never-ending research into the life and works of the man many
musicians have called the greatest composer in history has recently
benefited from the discovery in Weimar of a previously overlooked
manuscript in Sebastian Bach’s own hand. The manuscript contains
a handful of keyboard works by famous composers of Bach’s youth,
and dates from 1700 or earlier, when the great composer was
in tablature, a musical shorthand using letters instead of notes
in common use at the time, the works are of great complexity
and sophistication. They show just how accomplished a musician
Bach was, even in his youth. Given that precious little information
exists about the composer’s early years, these documents shed
a great deal of light on Bach’s development as a keyboard virtuoso,
and lend credence to the long-held belief that his genius showed
itself at a very early age.
the time Bach copied these works - a common pedagogical practice
before the age of easily reproduced printed material - he was
living with his elder brother, Johann Christoph in Ohrdruf.
Having lost both his parents by the age of ten, Sebastian left
his birthplace of Eisenach in 1695, and lived with his brother
who saw to his early education. By 1700 he had gone to Lüneburg
for further study. This document proves that he was the student
of Georg Böhm, one of the most prominent organists of his day.
significance of this music on the development of Bach cannot
be understated, but we must consider for the present purpose,
the music itself, and these performances. What we have here
are prime examples of mid to high baroque North German organ
music as written by some of the finest composers of the generation
before Sebastian Bach. The two highlights are the chorale fantasies
by Buxtehude and Reincken. They run the gamut of compositional
techniques of the period, and although quite improvisatory in
nature, they show how carefully wedded the music is to the texts
of the hymns, each line of the melody reflecting the tenor of
the poetry. Of great merit also are the brief works by Pachelbel,
which show him to be a composer of great ability and substance,
well beyond his reputation for composing the ubiquitous Canon,
arguably the most over-played work in all of western music.
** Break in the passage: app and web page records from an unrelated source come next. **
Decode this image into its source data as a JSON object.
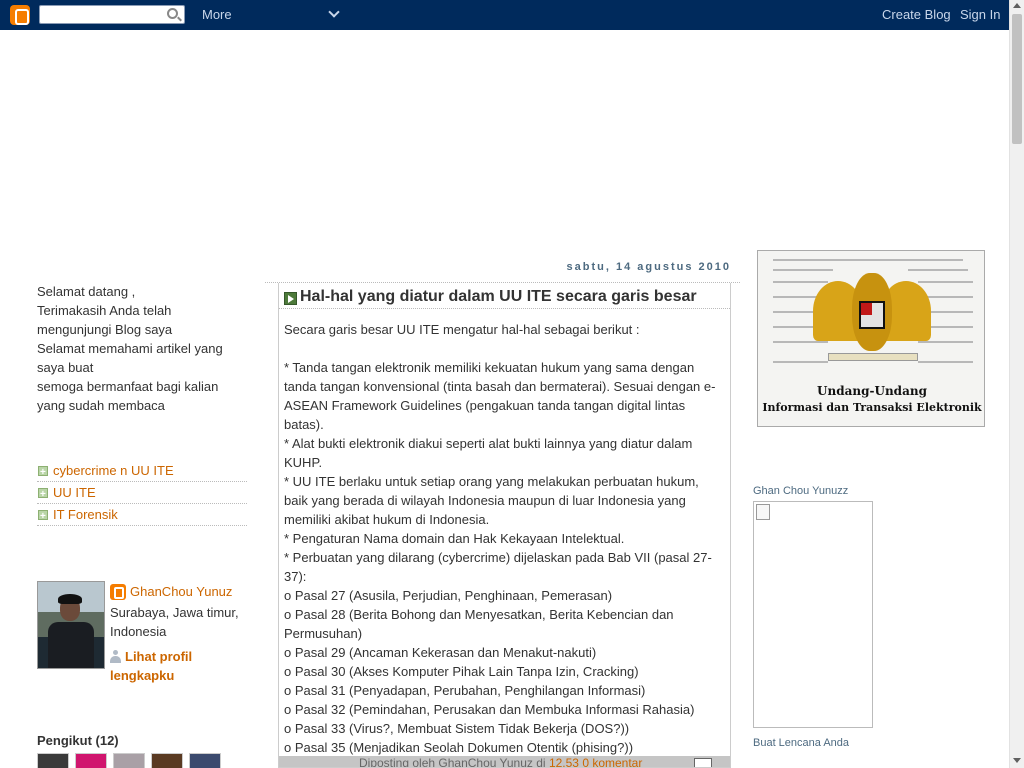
{
  "navbar": {
    "search_placeholder": "",
    "more_label": "More",
    "create_blog_label": "Create Blog",
    "sign_in_label": "Sign In"
  },
  "sidebar_left": {
    "welcome_lines": [
      "Selamat datang ,",
      "Terimakasih Anda telah",
      "mengunjungi Blog saya",
      "Selamat memahami artikel yang",
      "saya buat",
      "semoga bermanfaat bagi kalian",
      "yang sudah membaca"
    ],
    "labels": [
      "cybercrime n UU ITE",
      "UU ITE",
      "IT Forensik"
    ],
    "profile": {
      "name": "GhanChou Yunuz",
      "location": "Surabaya, Jawa timur, Indonesia",
      "full_profile_link": "Lihat profil lengkapku"
    },
    "followers_title": "Pengikut (12)"
  },
  "post": {
    "date": "sabtu, 14 agustus 2010",
    "title": "Hal-hal yang diatur dalam UU ITE secara garis besar",
    "body_lines": [
      "Secara garis besar UU ITE mengatur hal-hal sebagai berikut :",
      "",
      "* Tanda tangan elektronik memiliki kekuatan hukum yang sama dengan",
      "tanda tangan konvensional (tinta basah dan bermaterai). Sesuai dengan e-",
      "ASEAN Framework Guidelines (pengakuan tanda tangan digital lintas",
      "batas).",
      "* Alat bukti elektronik diakui seperti alat bukti lainnya yang diatur dalam",
      "KUHP.",
      "* UU ITE berlaku untuk setiap orang yang melakukan perbuatan hukum,",
      "baik yang berada di wilayah Indonesia maupun di luar Indonesia yang",
      "memiliki akibat hukum di Indonesia.",
      "* Pengaturan Nama domain dan Hak Kekayaan Intelektual.",
      "* Perbuatan yang dilarang (cybercrime) dijelaskan pada Bab VII (pasal 27-",
      "37):",
      "o Pasal 27 (Asusila, Perjudian, Penghinaan, Pemerasan)",
      "o Pasal 28 (Berita Bohong dan Menyesatkan, Berita Kebencian dan",
      "Permusuhan)",
      "o Pasal 29 (Ancaman Kekerasan dan Menakut-nakuti)",
      "o Pasal 30 (Akses Komputer Pihak Lain Tanpa Izin, Cracking)",
      "o Pasal 31 (Penyadapan, Perubahan, Penghilangan Informasi)",
      "o Pasal 32 (Pemindahan, Perusakan dan Membuka Informasi Rahasia)",
      "o Pasal 33 (Virus?, Membuat Sistem Tidak Bekerja (DOS?))",
      "o Pasal 35 (Menjadikan Seolah Dokumen Otentik (phising?))"
    ],
    "footer": {
      "posted_by": "Diposting oleh GhanChou Yunuz di",
      "time": "12.53",
      "comments": "0 komentar"
    }
  },
  "sidebar_right": {
    "image_caption_line1": "Undang-Undang",
    "image_caption_line2": "Informasi dan Transaksi Elektronik",
    "badge_title": "Ghan Chou Yunuzz",
    "badge_link": "Buat Lencana Anda"
  },
  "colors": {
    "navbar_bg": "#002a5c",
    "link": "#cc6600",
    "blogger_orange": "#f57d00",
    "date_header": "#4d6a80"
  }
}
Zehnder is a player of great refinement and subtlety. His registrations
are clear, and he is a master of drawing attention to each individual
voice as it takes center-stage and then recedes into the texture.
He plays with fine rhythmic precision and yet the fantasy pieces
truly come off as if he were improvising them. It is without
question that he has spent ample time researching performance
practices, and he performs these works with real flair and panache.
wonderful Arp Schnitger organ of St. Jacobi, Hamburg is perhaps
the closest instrument to what Bach himself might have played.
In fact, Bach applied for and was invited to take a job in Hamburg
at about the time this instrument was built. As fate would have
it, he turned down the position, and later lamented that he
never truly had a world class instrument at his constant disposal.
quality is bright and clear with enough ambience to give the
sound bloom but not too much to obscure the clarity of the complex
counterpoint. Notes on the music and the organ by Peter Wollny,
Michael Maul and Christoph Wolff respectively are superb.